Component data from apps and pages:
· · ·

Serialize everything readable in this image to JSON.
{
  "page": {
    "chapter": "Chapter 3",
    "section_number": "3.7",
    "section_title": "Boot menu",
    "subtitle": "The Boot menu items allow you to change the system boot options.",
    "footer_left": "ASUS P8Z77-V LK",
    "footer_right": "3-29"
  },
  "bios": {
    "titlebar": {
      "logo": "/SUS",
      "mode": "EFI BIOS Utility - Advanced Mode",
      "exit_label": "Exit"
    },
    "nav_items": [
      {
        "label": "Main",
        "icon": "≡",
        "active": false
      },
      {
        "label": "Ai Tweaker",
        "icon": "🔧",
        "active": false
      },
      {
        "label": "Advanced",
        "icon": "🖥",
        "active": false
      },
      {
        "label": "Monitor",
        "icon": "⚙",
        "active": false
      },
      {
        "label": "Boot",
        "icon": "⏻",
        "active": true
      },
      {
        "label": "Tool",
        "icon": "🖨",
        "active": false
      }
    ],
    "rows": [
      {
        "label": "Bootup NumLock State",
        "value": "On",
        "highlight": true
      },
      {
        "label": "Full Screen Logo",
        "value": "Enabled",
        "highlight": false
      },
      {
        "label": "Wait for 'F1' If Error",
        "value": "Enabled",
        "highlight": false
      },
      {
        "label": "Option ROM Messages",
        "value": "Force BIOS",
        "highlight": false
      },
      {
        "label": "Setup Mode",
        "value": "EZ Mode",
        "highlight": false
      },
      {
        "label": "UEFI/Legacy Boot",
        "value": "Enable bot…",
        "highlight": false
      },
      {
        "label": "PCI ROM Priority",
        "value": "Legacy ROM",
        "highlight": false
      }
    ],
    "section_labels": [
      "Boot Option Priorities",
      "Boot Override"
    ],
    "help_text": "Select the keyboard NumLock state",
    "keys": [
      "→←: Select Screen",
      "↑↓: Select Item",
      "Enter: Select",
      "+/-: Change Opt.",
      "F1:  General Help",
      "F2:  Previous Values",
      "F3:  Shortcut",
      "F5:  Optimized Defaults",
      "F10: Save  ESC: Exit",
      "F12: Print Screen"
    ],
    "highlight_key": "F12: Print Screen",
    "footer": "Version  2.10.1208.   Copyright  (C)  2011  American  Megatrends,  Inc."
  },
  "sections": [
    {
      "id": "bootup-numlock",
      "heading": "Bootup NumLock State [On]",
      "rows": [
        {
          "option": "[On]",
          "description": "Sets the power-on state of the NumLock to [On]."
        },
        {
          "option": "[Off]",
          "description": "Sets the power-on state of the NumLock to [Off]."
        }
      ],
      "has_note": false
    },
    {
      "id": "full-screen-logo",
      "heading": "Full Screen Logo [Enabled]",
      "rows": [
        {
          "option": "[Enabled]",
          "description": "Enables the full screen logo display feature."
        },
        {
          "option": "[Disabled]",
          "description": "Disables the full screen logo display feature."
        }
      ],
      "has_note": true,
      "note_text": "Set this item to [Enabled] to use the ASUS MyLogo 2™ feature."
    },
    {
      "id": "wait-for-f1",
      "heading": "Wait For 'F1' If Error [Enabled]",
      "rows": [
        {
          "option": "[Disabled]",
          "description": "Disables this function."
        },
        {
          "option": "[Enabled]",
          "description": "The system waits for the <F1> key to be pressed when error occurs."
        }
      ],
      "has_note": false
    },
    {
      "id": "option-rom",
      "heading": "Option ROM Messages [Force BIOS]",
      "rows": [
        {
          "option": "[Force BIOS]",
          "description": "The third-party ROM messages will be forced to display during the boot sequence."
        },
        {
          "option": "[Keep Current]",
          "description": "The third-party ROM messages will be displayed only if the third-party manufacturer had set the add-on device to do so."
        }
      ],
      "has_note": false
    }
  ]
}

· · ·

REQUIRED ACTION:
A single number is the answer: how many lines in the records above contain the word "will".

YOUR RESPONSE:
2